Monday, August 05, 2013

My own personal mechanic

Yesterday we drove to church and everything was fine and dandy but when we got into our car to come home, things were a lot different...and hotter. In fact, our car was blazing hot, having just sat in the sun for three hours. Andrew turned on the A/C to help cool things down a bit but that only served to fan the flames, so to speak. Hot air was blasting in our faces because the air would only blow if it was on full force.

"Turn it off!" I pleaded with Andrew. "It's so hot!"

"No," he said. "Moving air feels better than stagnant air."

"But it's blowing hot air," I pointed out.

"It'll cool off," he insisted.

Five minutes later, when the air was still as hot as ever is when he finally turned off (and left off) the air and unrolled his window instead. And it was so much better. It was quite obvious our air conditioner had encountered a problem.

Within minutes of arriving home, Andrew had diagnosed the problem, figured out which part to buy, where to get it, and how to install it. He also figured out what's wrong with our clock—it's never had a backlight and we always found this to be irrationally irritating. "Who designed this dashboard?!" we wondered—everything else glowed at night, just not the clock. Sheesh.

And this has been a problem since we first got the van (when the engine of the black car exploded all over the highway). We've been feeling angry about that clock for two and a half years!

Turns out, there's simply a tiny little ($1) lightbulb back there that had burned out.

(Heartfelt apologies to the designer(s) of our dashboard who we may have cursed aloud during late night excursions (like this, "Curse you, dashboard designer!").

This morning Andrew loaded the girls into the van (leaving me and Benjamin sleeping because Benjamin screamed until 5 AM for no apparent reason and didn't sleep soundly after that), dropped Rachel off at school, and then took Miriam to RadioShack (for the lightbulbs) and to AutoZone for the A/C part.

Half an hour and $80 later and we had ourselves a working van!

The problem was with our "A/C heater blower motor resistor." I guess Honda makes a habit of using cheap parts in the original construction of their vehicles, knowing they'll conk out eventually, and then they sell you a better quality replacement part. So far all of our fixes have been super common problems with super easy fixes and word on the street is that the replacement part works better and lasts longer.

That was the case when our brake light sensor broke. The salesman told us they install a cheap version and then make us buy the more expensive version to fix it. It almost makes sense to do that—it lowers their manufacturing costs dramatically but doesn't immediately affect the performance of the vehicle—though it also smacks of dishonesty for some reason.

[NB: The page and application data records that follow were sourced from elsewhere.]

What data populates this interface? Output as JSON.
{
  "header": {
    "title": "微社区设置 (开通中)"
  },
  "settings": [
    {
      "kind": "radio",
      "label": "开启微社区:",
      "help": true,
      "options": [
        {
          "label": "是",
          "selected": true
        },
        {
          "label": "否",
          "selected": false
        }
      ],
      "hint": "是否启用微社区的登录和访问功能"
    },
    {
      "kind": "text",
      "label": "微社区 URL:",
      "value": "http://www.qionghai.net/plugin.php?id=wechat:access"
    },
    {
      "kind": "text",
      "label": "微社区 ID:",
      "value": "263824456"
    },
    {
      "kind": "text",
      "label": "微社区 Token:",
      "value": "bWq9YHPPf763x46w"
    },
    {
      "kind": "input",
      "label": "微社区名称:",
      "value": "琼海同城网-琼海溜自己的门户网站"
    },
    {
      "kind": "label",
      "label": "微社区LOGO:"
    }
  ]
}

The old "blower motor resistor" only had two cooling panels. The new part we got has four cooling panels. For this part, the more surface area, the better. Obviously having four panels would offer more surface area than two. That part was about $75. It took fifteen minutes for Andrew to install. The trickiest part, he said, was finding a short enough screw driver to be maneuverable under the glove compartment.

The bulb for the clock's backlight came in a two pack and cost $2. It also took about fifteen minutes for Andrew to fix (because he had to pull apart the entire dashboard to get to it).

This brings the total number of car fixes up to four since we've moved here and thanks to the internet Andrew's been able to figure out how to do them all. He's just that handy (though if we ever actually encounter a problem with the engine, I'm not sure we'll attempt a self-fix). 

1 comment:

  1. How wonderful that you have such a handy husband to do these tasks!